When the game begins, it becomes apparent how much graphical flair has gone into this. Like metal gear, it’s viewed from a top down view, but here the camera can be viewed at most angles by using the second analog stick. The textures of the characters and locations are sharp, crisp, detailed and in full 3D, unlike the pre-rendered graphics of the PC version. Yet this is at a price. Baldurs Gate (the city where you start) is rather small, and despite it being bustling with lots of people, you can only talk to the few crucial NPCs (non-player characters) who hand you any quests, either compulsory for the story to move on or just optional to bag more goodies. This is forgivable as the locations look as full and luscious as Angelina Jolies lips. There are mountains, sewers, crypts, dungeons, mines, swamps, castles if only to name a few. Also the musical score is dramatic and goes well with each area, though it just doesn’t seem loud enough.

In fact the whole setting screams Lord of the Rings. Yup, right down to the blue glowing weapons.

The visual and audio effects in each location are wonderful. The rippling water and exploding barrels, the unique way each type of enemy can die, skeletons explode and their bones scatter (plus the cool clank noise as it happens), zombies torsos crawl towards you, iron knights collapse into a big metal heap, it all gives more depth, and this is needed, as it becomes apparent about an hour into the game, that all the gameplay consists of is running into a dungeon, hacking, running out and hacking some more. Repetitiveness can become an issue, but not enough to detract from playing the game and enjoying it. Just for the sake of building up the characters and getting that weapon you really want. I was soon desperate to save 40,000 gold to buy that Frost Blast Glowing War Hammer+3. Also because the controls are done so well, with potions and spells only one press away means the play is seamless.

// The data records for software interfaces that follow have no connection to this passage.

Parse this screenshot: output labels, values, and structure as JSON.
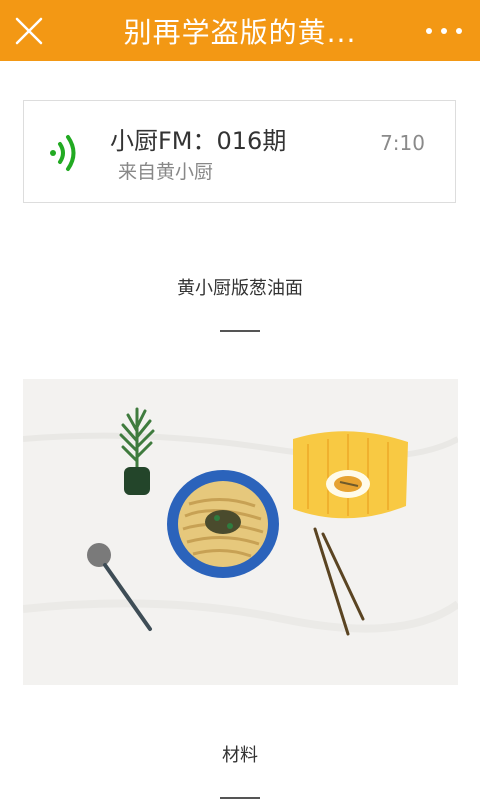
{
  "header": {
    "title": "别再学盗版的黄...",
    "close_icon": "close-icon",
    "more_icon": "more-dots-icon",
    "background": "#f39814"
  },
  "audio": {
    "title": "小厨FM：016期",
    "source": "来自黄小厨",
    "duration": "7:10",
    "icon": "sound-wave-icon",
    "icon_color": "#22aa22"
  },
  "article": {
    "heading1": "黄小厨版葱油面",
    "heading2": "材料"
  }
}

Getting later into the game, it gets a bit more complicated as the opposition becomes stronger, tricks and traps are set in the dungeons, and the various boss fights. More thought, caution and a big supply of potions are needed to progress. What is most necessary however, is the development of the characters. As more kills are made, experience increases leading to level ups. When this happens, new skills can be chosen and up certain statistics, making your character very refined in whatever way you want. They can be given great accuracy if your preferred method of play is to stay at the edge of the screen and pelt away with arrows and spells at a safe distance, or increase your strength to charge right into the groups of enemies and take them down faster, and carry more items. Which is useful because there’s gold and weapons littered all over the dungeons which you can either equip or sell.

Sometimes on facing stupid odds with no real way to defeat the entire enemy force without suffering unavoidable damage, it becomes obvious this game was made for co-op. And it is, it has the option and this is where the game really shines. You can play with a friend through the entire game. Not only is it obviously more fun, it adds so much more depth due to teamwork. Example. You enter a room with a massive ogre that throws rocks at you; one team mate can distract it and dodge its missiles, while the other concentrates on killing it. Also, it’s a hilarious situation when an enemy drops a big expensive weapon and both the players just RUN to get it before the other does.

Now here comes the main niggle I have with this otherwise incredible co-op game. It’s short. I mean Danny De Vito short. My friend and I did it in less than 10 hours, and we explored everywhere and killed everything. There’s the option to start again with your saved characters to level up even more, but there’s no real point as everything can be practically killed with one hit. There is a secret mode though when you finish the game…

Otherwise, this is easily the best co-op game I’ve played recently, if not ever. Get this game in the package where you get a mate with it. That, or you can use one of your own.

Game Score: 8/10 Reviewed By: Usman Zia